### Work item
From the records below, determine the number of lines containing "grid". Output that number alone.

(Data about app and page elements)
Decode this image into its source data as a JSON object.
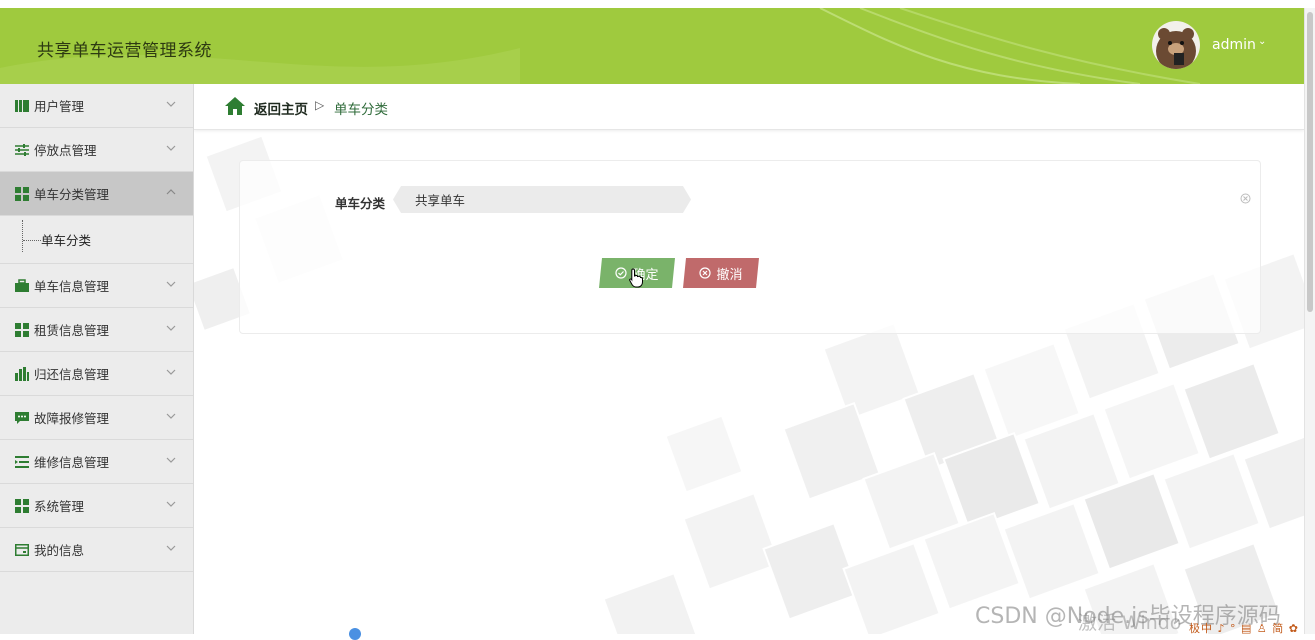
{
  "app": {
    "title": "共享单车运营管理系统"
  },
  "user": {
    "name": "admin",
    "caret": "⌄"
  },
  "sidebar": {
    "items": [
      {
        "label": "用户管理",
        "icon": "book-icon"
      },
      {
        "label": "停放点管理",
        "icon": "sliders-icon"
      },
      {
        "label": "单车分类管理",
        "icon": "grid-icon",
        "expanded": true
      },
      {
        "label": "单车信息管理",
        "icon": "briefcase-icon"
      },
      {
        "label": "租赁信息管理",
        "icon": "grid-icon"
      },
      {
        "label": "归还信息管理",
        "icon": "bar-chart-icon"
      },
      {
        "label": "故障报修管理",
        "icon": "comment-icon"
      },
      {
        "label": "维修信息管理",
        "icon": "list-indent-icon"
      },
      {
        "label": "系统管理",
        "icon": "grid-icon"
      },
      {
        "label": "我的信息",
        "icon": "card-icon"
      }
    ],
    "submenu": {
      "label": "单车分类"
    }
  },
  "breadcrumb": {
    "home": "返回主页",
    "separator": "▷",
    "current": "单车分类"
  },
  "form": {
    "field_label": "单车分类",
    "field_value": "共享单车",
    "confirm_label": "确定",
    "cancel_label": "撤消"
  },
  "overlay": {
    "watermark": "CSDN @Node.js毕设程序源码",
    "activate": "激活 Windo",
    "tray": "极中 ♪ ° ▤ ♙ 简 ✿"
  },
  "colors": {
    "header": "#9fca3e",
    "confirm": "#7ab36a",
    "cancel": "#c06a6b",
    "accent": "#2f6b3a"
  }
}
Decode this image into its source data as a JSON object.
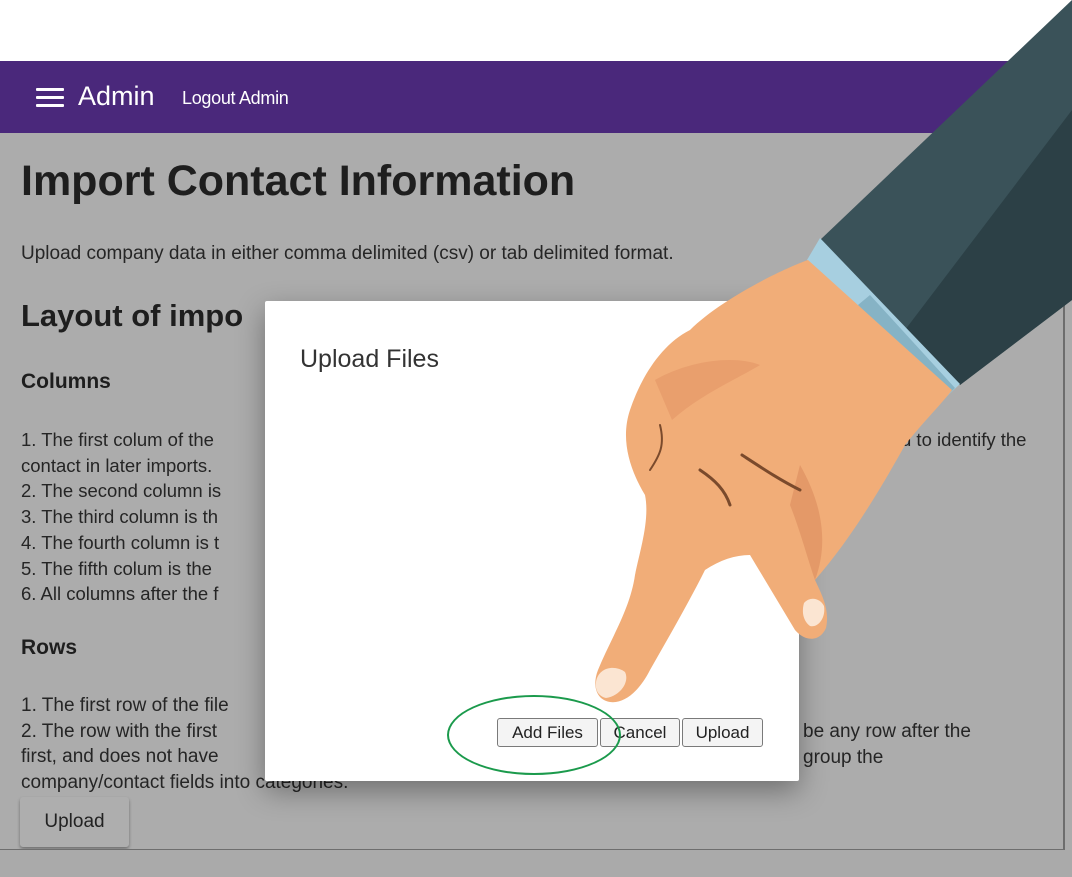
{
  "appbar": {
    "brand": "Admin",
    "logout_label": "Logout Admin",
    "color": "#4a287b"
  },
  "page": {
    "title": "Import Contact Information",
    "description": "Upload company data in either comma delimited (csv) or tab delimited format.",
    "layout_heading": "Layout of impo",
    "columns_heading": "Columns",
    "columns_lines": [
      "1. The first colum of the",
      "contact in later imports.",
      "2. The second column is",
      "3. The third column is th",
      "4. The fourth column is t",
      "5. The fifth colum is the",
      "6. All columns after the f"
    ],
    "columns_trailing": "d to identify the",
    "rows_heading": "Rows",
    "rows_lines": [
      "1. The first row of the file",
      "2. The row with the first",
      "first, and does not have",
      "company/contact fields into categories."
    ],
    "rows_trailing": [
      "be any row after the",
      "group the"
    ],
    "upload_button": "Upload"
  },
  "dialog": {
    "title": "Upload Files",
    "add_files": "Add Files",
    "cancel": "Cancel",
    "upload": "Upload"
  },
  "annotation": {
    "highlight_color": "#1b9a4c",
    "pointer": "hand-pointer-icon"
  }
}
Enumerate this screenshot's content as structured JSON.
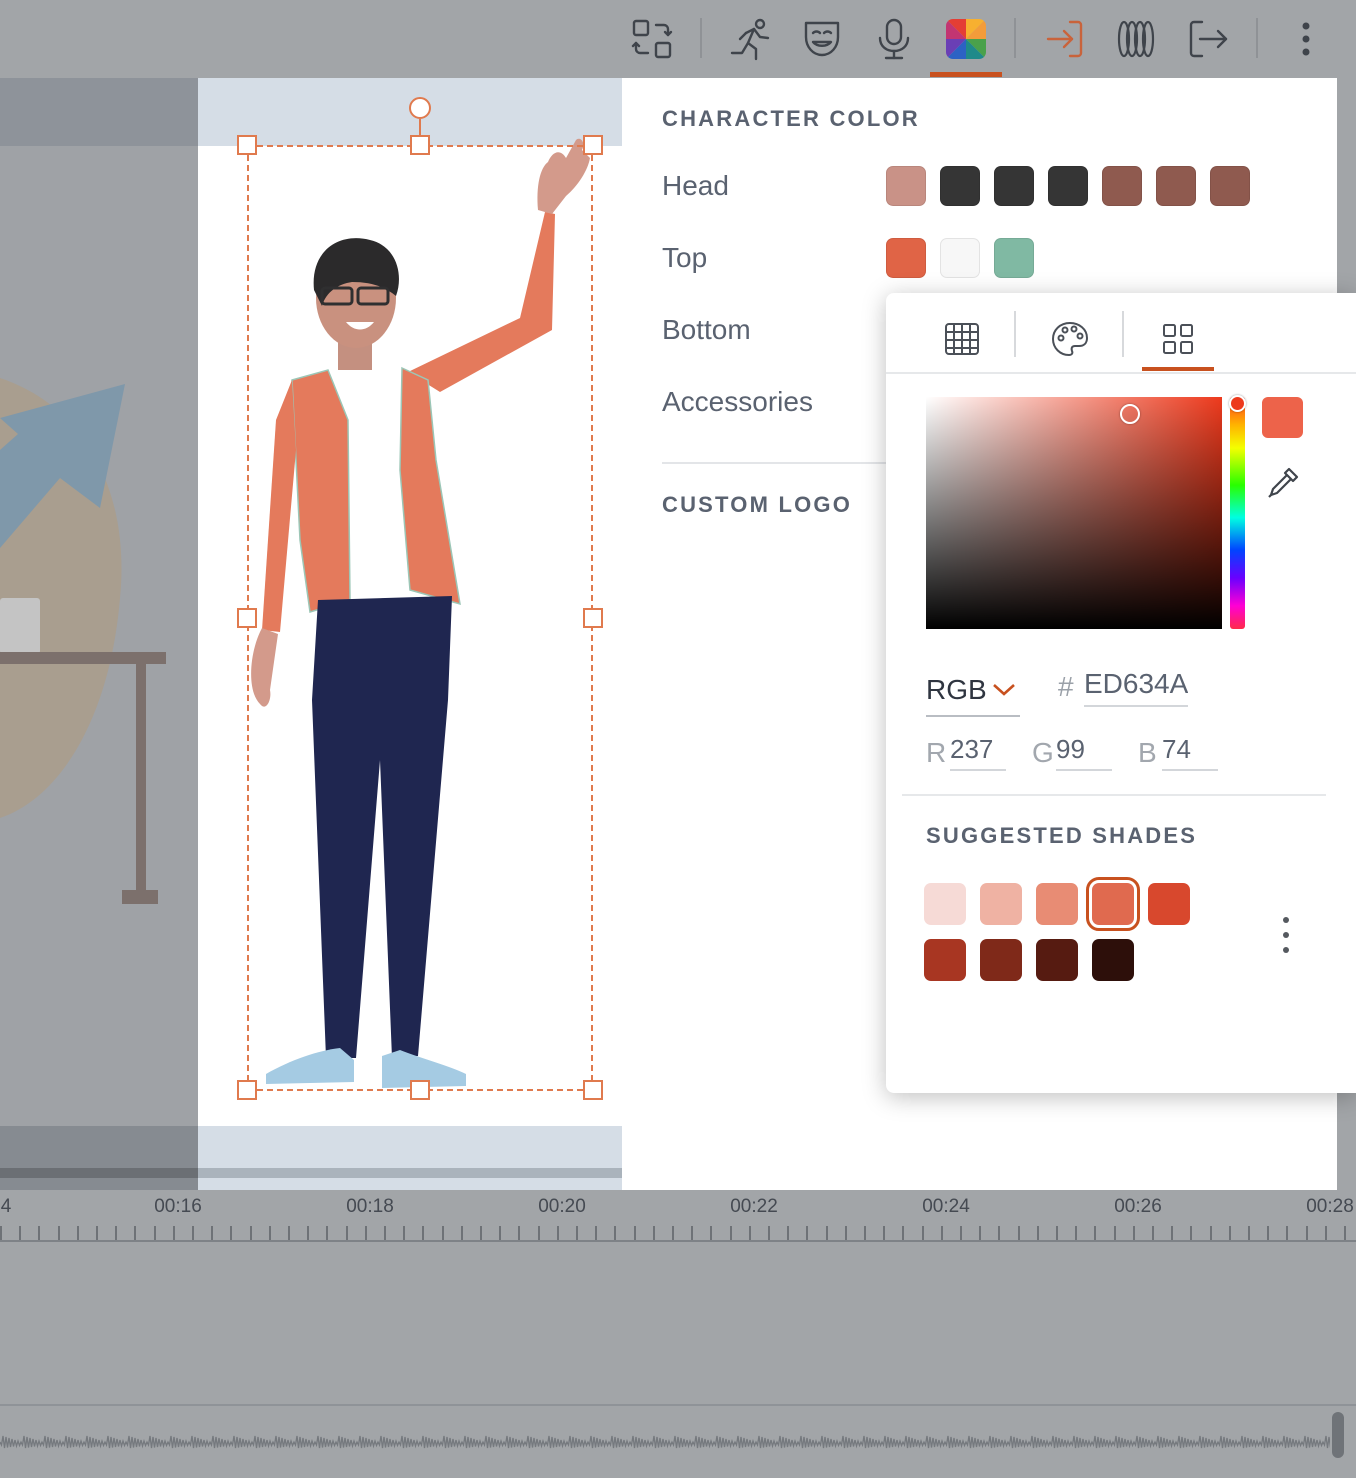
{
  "toolbar": {
    "icons": [
      "swap-icon",
      "motion-icon",
      "expression-icon",
      "microphone-icon",
      "color-icon",
      "enter-icon",
      "exit-loop-icon",
      "exit-icon",
      "more-icon"
    ],
    "active": "color-icon",
    "accent": "#c8511f"
  },
  "panel": {
    "character_color_title": "CHARACTER COLOR",
    "rows": [
      {
        "label": "Head",
        "swatches": [
          "#c99287",
          "#353535",
          "#353535",
          "#353535",
          "#8f5a4f",
          "#8f5a4f",
          "#8f5a4f"
        ]
      },
      {
        "label": "Top",
        "swatches": [
          "#e06446",
          "#f7f7f7",
          "#80b9a3"
        ]
      },
      {
        "label": "Bottom",
        "swatches": []
      },
      {
        "label": "Accessories",
        "swatches": []
      }
    ],
    "custom_logo_title": "CUSTOM LOGO"
  },
  "picker": {
    "tabs": [
      "pattern-icon",
      "palette-icon",
      "grid-icon"
    ],
    "active_tab": "grid-icon",
    "current_color": "#ED634A",
    "mode": "RGB",
    "hex_prefix": "#",
    "hex_value": "ED634A",
    "r_label": "R",
    "r_value": "237",
    "g_label": "G",
    "g_value": "99",
    "b_label": "B",
    "b_value": "74",
    "shades_title": "SUGGESTED SHADES",
    "shades": [
      "#f6dad6",
      "#efb2a3",
      "#e88c74",
      "#e06a4f",
      "#d8482d",
      "#a83622",
      "#7f2919",
      "#561b11",
      "#2d0f0a"
    ],
    "selected_shade": 3
  },
  "timeline": {
    "labels": [
      "4",
      "00:16",
      "00:18",
      "00:20",
      "00:22",
      "00:24",
      "00:26",
      "00:28"
    ]
  }
}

### Finished exercise
5